Cities and towns 
Monroe county was established shortly after the signing of the Calhoun Treaty by the Cherokee in 1819, which relinquished the area to the United States. The Calhoun Treaty ceded all remaining Cherokee claims north of the Tennessee and Hiwassee Rivers, except a narrow strip in the mountains along the North Carolina line, between the Hiwassee River and the Little Tennessee River.
This later resulted in the complete removal of the native people in 1838 in what was called the "Trail of Tears." This transaction was known as the Hiwassee Purchase and the lands were to be later known as Hamilton, Bradley, McMinn and Monroe counties of which all were organized in 1819.

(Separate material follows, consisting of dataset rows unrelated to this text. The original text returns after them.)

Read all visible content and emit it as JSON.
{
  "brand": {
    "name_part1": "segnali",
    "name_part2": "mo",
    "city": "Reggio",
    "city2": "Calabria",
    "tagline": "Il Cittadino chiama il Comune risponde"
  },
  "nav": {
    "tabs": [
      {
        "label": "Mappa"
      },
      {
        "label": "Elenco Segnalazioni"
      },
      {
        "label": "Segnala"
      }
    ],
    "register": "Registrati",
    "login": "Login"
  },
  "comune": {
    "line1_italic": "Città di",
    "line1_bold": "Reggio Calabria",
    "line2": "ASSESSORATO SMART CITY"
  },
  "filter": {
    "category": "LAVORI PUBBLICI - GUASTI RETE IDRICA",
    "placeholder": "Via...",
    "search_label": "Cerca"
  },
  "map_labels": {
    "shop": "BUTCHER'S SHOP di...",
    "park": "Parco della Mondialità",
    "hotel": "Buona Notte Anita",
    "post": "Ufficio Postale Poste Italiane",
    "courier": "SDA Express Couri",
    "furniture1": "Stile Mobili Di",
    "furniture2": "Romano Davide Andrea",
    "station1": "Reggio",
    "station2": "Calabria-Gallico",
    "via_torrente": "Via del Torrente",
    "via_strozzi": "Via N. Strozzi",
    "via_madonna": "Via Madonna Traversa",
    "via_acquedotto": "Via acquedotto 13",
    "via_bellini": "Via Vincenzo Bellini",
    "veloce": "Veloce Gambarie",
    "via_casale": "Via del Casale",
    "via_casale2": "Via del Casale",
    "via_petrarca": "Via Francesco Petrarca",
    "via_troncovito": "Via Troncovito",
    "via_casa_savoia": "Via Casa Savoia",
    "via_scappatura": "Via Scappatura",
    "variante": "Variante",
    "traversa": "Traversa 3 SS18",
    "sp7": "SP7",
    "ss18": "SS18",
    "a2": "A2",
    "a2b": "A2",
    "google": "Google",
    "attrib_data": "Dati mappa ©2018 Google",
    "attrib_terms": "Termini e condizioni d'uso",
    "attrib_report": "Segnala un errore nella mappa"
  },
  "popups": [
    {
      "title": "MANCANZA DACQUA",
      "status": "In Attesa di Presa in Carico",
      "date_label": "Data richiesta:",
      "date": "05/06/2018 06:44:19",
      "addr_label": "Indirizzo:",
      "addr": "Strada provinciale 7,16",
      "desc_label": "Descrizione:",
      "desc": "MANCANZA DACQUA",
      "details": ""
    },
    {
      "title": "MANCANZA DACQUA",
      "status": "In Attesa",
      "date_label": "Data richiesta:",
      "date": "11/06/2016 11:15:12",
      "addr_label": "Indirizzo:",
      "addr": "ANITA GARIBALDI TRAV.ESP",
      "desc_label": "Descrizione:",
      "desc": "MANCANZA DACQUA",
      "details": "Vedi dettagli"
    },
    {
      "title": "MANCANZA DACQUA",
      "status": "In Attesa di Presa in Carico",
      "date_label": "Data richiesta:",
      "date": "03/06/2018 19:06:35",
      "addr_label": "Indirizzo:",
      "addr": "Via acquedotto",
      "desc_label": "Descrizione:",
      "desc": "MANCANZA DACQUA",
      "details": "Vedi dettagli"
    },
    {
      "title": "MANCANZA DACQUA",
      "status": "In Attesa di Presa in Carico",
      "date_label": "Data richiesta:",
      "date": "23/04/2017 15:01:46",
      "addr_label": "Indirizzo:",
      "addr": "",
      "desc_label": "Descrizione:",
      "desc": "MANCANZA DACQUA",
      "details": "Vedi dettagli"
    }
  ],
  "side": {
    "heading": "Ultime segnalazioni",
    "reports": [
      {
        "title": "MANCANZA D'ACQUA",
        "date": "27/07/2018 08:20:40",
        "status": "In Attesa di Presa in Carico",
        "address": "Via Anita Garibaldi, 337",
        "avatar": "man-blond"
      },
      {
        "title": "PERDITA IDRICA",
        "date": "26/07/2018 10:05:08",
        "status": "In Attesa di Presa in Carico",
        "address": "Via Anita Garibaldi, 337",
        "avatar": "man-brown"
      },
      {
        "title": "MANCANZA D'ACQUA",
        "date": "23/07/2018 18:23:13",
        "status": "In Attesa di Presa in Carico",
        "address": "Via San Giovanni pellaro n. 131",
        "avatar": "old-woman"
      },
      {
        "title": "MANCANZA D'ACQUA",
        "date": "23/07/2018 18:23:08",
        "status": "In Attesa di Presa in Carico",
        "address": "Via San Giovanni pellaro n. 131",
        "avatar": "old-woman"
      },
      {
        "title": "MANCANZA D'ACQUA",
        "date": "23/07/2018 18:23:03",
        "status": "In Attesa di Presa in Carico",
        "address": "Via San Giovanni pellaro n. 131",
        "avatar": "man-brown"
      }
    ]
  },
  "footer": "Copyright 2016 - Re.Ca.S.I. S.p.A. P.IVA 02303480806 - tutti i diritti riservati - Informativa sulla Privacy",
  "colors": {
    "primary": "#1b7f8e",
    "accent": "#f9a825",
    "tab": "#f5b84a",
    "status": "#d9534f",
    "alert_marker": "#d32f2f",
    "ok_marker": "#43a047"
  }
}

Notable residents 
- William Heiskell - post-Civil War Speaker of the Tennessee House of Representatives
- Charles McClung McGhee - late 19th-century railroad tycoon
- Sequoyah - Cherokee native born Tuskegee Village (near Vonore); created the Cherokee syllabary, making reading and writing in Cherokee possible.
Parks, forests, and natural features 
A portion of the county is included in the Cherokee National Forest.
The Lost Sea is a commercial cave located 7 miles southeast of Sweetwater in Monroe County. The underground lake for which it is named is the largest in North America. The cave tour features a ride on the lake in boats with electric motors. The lake was discovered by Ben Sands in 1905 when he was only 13 years old. In 1940, the skeletons and footprints of two Pleistocene jaguars (Panthera onca augusta) were discovered in the cave. They were excavated by George Gaylord Simpson of the American Museum.
See also 
- Carroll Van West, "Monroe County," Tennessee Encyclopedia of History and Culture. Retrieved: 11 March 2013.
- "Find a County". National Association of Counties. Retrieved 2011-06-07.
- "American FactFinder". United States Census Bureau. Retrieved 2008-01-31.
- Based on 2000 census data
- Larry E. Matthews, "Caves of Knoxville and the Great Smoky Mountains", National Speleological Society, 2008, 296 pages, ISBN 978-1-879961-30-2
- FAA Airport Master Record for MNV ( PDF). Federal Aviation Administration. Effective 8 April 2010.
- Monroe County, Tennessee (official site)
- Monroe County, TNGenWeb - free genealogy resources for the county
- TSLA Fact Sheet on Monroe County - Genealogical "Fact Sheets"
- Monroe County at the Open Directory Project
||Loudon County||Blount County|
|McMinn County||Graham County, North Carolina|
|Polk County||Cherokee County, North Carolina|